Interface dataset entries
BEGIN
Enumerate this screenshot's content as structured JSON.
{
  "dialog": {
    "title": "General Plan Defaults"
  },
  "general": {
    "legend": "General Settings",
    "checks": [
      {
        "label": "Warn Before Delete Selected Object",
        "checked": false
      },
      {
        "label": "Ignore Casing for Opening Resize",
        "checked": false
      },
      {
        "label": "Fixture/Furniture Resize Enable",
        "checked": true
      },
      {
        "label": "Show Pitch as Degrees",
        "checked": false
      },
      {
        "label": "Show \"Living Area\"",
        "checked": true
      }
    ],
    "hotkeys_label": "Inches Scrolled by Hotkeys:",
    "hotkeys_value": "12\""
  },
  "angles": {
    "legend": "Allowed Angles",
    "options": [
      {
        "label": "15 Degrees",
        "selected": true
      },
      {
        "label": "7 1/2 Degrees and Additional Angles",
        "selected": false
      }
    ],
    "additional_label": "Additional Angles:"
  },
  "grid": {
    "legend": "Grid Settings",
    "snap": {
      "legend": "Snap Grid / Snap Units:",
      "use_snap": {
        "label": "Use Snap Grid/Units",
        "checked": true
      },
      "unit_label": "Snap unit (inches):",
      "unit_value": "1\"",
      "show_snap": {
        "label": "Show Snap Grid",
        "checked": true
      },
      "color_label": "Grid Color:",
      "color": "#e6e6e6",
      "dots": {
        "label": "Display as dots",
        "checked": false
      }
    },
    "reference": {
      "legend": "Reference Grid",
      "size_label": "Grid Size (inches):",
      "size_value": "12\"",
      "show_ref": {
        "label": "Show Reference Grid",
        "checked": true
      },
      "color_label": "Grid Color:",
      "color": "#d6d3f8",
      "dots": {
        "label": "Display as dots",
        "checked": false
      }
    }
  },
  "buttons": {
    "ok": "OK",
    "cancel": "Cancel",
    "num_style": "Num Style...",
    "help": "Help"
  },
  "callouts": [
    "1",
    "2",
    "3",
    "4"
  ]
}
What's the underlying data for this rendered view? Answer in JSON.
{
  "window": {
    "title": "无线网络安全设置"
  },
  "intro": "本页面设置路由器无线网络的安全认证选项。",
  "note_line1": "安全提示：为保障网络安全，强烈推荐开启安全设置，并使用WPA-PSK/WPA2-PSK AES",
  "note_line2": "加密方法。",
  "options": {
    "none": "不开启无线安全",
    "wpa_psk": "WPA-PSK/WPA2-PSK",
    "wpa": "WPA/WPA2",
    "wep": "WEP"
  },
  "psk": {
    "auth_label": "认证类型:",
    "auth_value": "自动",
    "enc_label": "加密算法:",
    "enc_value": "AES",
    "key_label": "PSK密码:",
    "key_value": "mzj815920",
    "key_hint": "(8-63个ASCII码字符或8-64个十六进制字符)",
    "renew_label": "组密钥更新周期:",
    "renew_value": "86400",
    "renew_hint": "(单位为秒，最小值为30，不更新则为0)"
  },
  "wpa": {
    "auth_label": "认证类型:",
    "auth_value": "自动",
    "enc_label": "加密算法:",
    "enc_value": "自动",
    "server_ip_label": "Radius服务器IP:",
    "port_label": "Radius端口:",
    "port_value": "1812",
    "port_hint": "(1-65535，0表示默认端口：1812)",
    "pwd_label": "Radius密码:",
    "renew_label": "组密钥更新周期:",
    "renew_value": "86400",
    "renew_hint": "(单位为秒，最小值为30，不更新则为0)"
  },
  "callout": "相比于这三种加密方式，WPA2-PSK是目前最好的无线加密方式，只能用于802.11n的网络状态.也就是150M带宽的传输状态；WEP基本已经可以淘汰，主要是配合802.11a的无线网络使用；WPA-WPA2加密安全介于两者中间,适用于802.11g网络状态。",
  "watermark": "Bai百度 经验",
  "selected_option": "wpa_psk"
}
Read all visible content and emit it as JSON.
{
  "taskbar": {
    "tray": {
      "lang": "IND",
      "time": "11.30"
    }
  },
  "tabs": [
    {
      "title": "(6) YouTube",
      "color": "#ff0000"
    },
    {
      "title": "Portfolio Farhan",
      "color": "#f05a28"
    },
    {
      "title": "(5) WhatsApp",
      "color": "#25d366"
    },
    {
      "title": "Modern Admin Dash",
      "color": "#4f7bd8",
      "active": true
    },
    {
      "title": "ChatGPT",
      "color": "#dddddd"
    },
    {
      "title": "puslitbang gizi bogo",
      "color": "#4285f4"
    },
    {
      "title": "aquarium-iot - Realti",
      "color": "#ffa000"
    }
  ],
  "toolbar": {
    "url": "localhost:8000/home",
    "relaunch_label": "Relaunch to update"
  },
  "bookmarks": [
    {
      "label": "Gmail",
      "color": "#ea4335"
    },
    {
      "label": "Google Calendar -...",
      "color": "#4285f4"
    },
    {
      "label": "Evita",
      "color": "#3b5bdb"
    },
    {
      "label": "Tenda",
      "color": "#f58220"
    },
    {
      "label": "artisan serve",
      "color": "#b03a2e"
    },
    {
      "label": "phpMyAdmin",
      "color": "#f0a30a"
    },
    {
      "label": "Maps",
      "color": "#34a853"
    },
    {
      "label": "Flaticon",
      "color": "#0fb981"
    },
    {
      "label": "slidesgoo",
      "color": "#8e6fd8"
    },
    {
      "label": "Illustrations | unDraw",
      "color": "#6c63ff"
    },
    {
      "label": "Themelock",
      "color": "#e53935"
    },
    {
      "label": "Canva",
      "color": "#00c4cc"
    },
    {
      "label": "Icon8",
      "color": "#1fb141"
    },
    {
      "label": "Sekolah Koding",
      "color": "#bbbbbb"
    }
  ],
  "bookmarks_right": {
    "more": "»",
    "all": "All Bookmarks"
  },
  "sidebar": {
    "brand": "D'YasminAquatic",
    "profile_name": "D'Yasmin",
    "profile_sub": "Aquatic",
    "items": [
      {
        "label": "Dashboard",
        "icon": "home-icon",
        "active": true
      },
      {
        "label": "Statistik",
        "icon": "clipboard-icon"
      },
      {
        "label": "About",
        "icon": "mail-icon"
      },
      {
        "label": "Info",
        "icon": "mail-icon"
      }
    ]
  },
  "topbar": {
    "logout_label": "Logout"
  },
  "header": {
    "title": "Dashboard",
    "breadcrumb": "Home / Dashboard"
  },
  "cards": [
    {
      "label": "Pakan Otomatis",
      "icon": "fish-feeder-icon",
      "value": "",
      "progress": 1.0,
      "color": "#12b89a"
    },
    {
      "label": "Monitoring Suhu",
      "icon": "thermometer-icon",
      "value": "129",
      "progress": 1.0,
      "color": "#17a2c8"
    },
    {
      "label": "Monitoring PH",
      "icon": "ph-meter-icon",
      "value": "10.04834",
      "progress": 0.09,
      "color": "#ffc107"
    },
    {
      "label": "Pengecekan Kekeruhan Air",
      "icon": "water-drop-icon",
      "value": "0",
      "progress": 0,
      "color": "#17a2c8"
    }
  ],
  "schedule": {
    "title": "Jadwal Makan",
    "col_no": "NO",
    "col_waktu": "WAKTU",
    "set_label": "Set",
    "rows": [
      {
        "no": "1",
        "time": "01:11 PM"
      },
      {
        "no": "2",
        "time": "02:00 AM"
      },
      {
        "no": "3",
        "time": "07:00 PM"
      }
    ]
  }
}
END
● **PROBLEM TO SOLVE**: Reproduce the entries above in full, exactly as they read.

● **SOLUTION TO THE PROBLEM**:
Enumerate this screenshot's content as structured JSON.
{
  "dialog": {
    "title": "General Plan Defaults"
  },
  "general": {
    "legend": "General Settings",
    "checks": [
      {
        "label": "Warn Before Delete Selected Object",
        "checked": false
      },
      {
        "label": "Ignore Casing for Opening Resize",
        "checked": false
      },
      {
        "label": "Fixture/Furniture Resize Enable",
        "checked": true
      },
      {
        "label": "Show Pitch as Degrees",
        "checked": false
      },
      {
        "label": "Show \"Living Area\"",
        "checked": true
      }
    ],
    "hotkeys_label": "Inches Scrolled by Hotkeys:",
    "hotkeys_value": "12\""
  },
  "angles": {
    "legend": "Allowed Angles",
    "options": [
      {
        "label": "15 Degrees",
        "selected": true
      },
      {
        "label": "7 1/2 Degrees and Additional Angles",
        "selected": false
      }
    ],
    "additional_label": "Additional Angles:"
  },
  "grid": {
    "legend": "Grid Settings",
    "snap": {
      "legend": "Snap Grid / Snap Units:",
      "use_snap": {
        "label": "Use Snap Grid/Units",
        "checked": true
      },
      "unit_label": "Snap unit (inches):",
      "unit_value": "1\"",
      "show_snap": {
        "label": "Show Snap Grid",
        "checked": true
      },
      "color_label": "Grid Color:",
      "color": "#e6e6e6",
      "dots": {
        "label": "Display as dots",
        "checked": false
      }
    },
    "reference": {
      "legend": "Reference Grid",
      "size_label": "Grid Size (inches):",
      "size_value": "12\"",
      "show_ref": {
        "label": "Show Reference Grid",
        "checked": true
      },
      "color_label": "Grid Color:",
      "color": "#d6d3f8",
      "dots": {
        "label": "Display as dots",
        "checked": false
      }
    }
  },
  "buttons": {
    "ok": "OK",
    "cancel": "Cancel",
    "num_style": "Num Style...",
    "help": "Help"
  },
  "callouts": [
    "1",
    "2",
    "3",
    "4"
  ]
}
What's the underlying data for this rendered view? Answer in JSON.
{
  "window": {
    "title": "无线网络安全设置"
  },
  "intro": "本页面设置路由器无线网络的安全认证选项。",
  "note_line1": "安全提示：为保障网络安全，强烈推荐开启安全设置，并使用WPA-PSK/WPA2-PSK AES",
  "note_line2": "加密方法。",
  "options": {
    "none": "不开启无线安全",
    "wpa_psk": "WPA-PSK/WPA2-PSK",
    "wpa": "WPA/WPA2",
    "wep": "WEP"
  },
  "psk": {
    "auth_label": "认证类型:",
    "auth_value": "自动",
    "enc_label": "加密算法:",
    "enc_value": "AES",
    "key_label": "PSK密码:",
    "key_value": "mzj815920",
    "key_hint": "(8-63个ASCII码字符或8-64个十六进制字符)",
    "renew_label": "组密钥更新周期:",
    "renew_value": "86400",
    "renew_hint": "(单位为秒，最小值为30，不更新则为0)"
  },
  "wpa": {
    "auth_label": "认证类型:",
    "auth_value": "自动",
    "enc_label": "加密算法:",
    "enc_value": "自动",
    "server_ip_label": "Radius服务器IP:",
    "port_label": "Radius端口:",
    "port_value": "1812",
    "port_hint": "(1-65535，0表示默认端口：1812)",
    "pwd_label": "Radius密码:",
    "renew_label": "组密钥更新周期:",
    "renew_value": "86400",
    "renew_hint": "(单位为秒，最小值为30，不更新则为0)"
  },
  "callout": "相比于这三种加密方式，WPA2-PSK是目前最好的无线加密方式，只能用于802.11n的网络状态.也就是150M带宽的传输状态；WEP基本已经可以淘汰，主要是配合802.11a的无线网络使用；WPA-WPA2加密安全介于两者中间,适用于802.11g网络状态。",
  "watermark": "Bai百度 经验",
  "selected_option": "wpa_psk"
}
Read all visible content and emit it as JSON.
{
  "taskbar": {
    "tray": {
      "lang": "IND",
      "time": "11.30"
    }
  },
  "tabs": [
    {
      "title": "(6) YouTube",
      "color": "#ff0000"
    },
    {
      "title": "Portfolio Farhan",
      "color": "#f05a28"
    },
    {
      "title": "(5) WhatsApp",
      "color": "#25d366"
    },
    {
      "title": "Modern Admin Dash",
      "color": "#4f7bd8",
      "active": true
    },
    {
      "title": "ChatGPT",
      "color": "#dddddd"
    },
    {
      "title": "puslitbang gizi bogo",
      "color": "#4285f4"
    },
    {
      "title": "aquarium-iot - Realti",
      "color": "#ffa000"
    }
  ],
  "toolbar": {
    "url": "localhost:8000/home",
    "relaunch_label": "Relaunch to update"
  },
  "bookmarks": [
    {
      "label": "Gmail",
      "color": "#ea4335"
    },
    {
      "label": "Google Calendar -...",
      "color": "#4285f4"
    },
    {
      "label": "Evita",
      "color": "#3b5bdb"
    },
    {
      "label": "Tenda",
      "color": "#f58220"
    },
    {
      "label": "artisan serve",
      "color": "#b03a2e"
    },
    {
      "label": "phpMyAdmin",
      "color": "#f0a30a"
    },
    {
      "label": "Maps",
      "color": "#34a853"
    },
    {
      "label": "Flaticon",
      "color": "#0fb981"
    },
    {
      "label": "slidesgoo",
      "color": "#8e6fd8"
    },
    {
      "label": "Illustrations | unDraw",
      "color": "#6c63ff"
    },
    {
      "label": "Themelock",
      "color": "#e53935"
    },
    {
      "label": "Canva",
      "color": "#00c4cc"
    },
    {
      "label": "Icon8",
      "color": "#1fb141"
    },
    {
      "label": "Sekolah Koding",
      "color": "#bbbbbb"
    }
  ],
  "bookmarks_right": {
    "more": "»",
    "all": "All Bookmarks"
  },
  "sidebar": {
    "brand": "D'YasminAquatic",
    "profile_name": "D'Yasmin",
    "profile_sub": "Aquatic",
    "items": [
      {
        "label": "Dashboard",
        "icon": "home-icon",
        "active": true
      },
      {
        "label": "Statistik",
        "icon": "clipboard-icon"
      },
      {
        "label": "About",
        "icon": "mail-icon"
      },
      {
        "label": "Info",
        "icon": "mail-icon"
      }
    ]
  },
  "topbar": {
    "logout_label": "Logout"
  },
  "header": {
    "title": "Dashboard",
    "breadcrumb": "Home / Dashboard"
  },
  "cards": [
    {
      "label": "Pakan Otomatis",
      "icon": "fish-feeder-icon",
      "value": "",
      "progress": 1.0,
      "color": "#12b89a"
    },
    {
      "label": "Monitoring Suhu",
      "icon": "thermometer-icon",
      "value": "129",
      "progress": 1.0,
      "color": "#17a2c8"
    },
    {
      "label": "Monitoring PH",
      "icon": "ph-meter-icon",
      "value": "10.04834",
      "progress": 0.09,
      "color": "#ffc107"
    },
    {
      "label": "Pengecekan Kekeruhan Air",
      "icon": "water-drop-icon",
      "value": "0",
      "progress": 0,
      "color": "#17a2c8"
    }
  ],
  "schedule": {
    "title": "Jadwal Makan",
    "col_no": "NO",
    "col_waktu": "WAKTU",
    "set_label": "Set",
    "rows": [
      {
        "no": "1",
        "time": "01:11 PM"
      },
      {
        "no": "2",
        "time": "02:00 AM"
      },
      {
        "no": "3",
        "time": "07:00 PM"
      }
    ]
  }
}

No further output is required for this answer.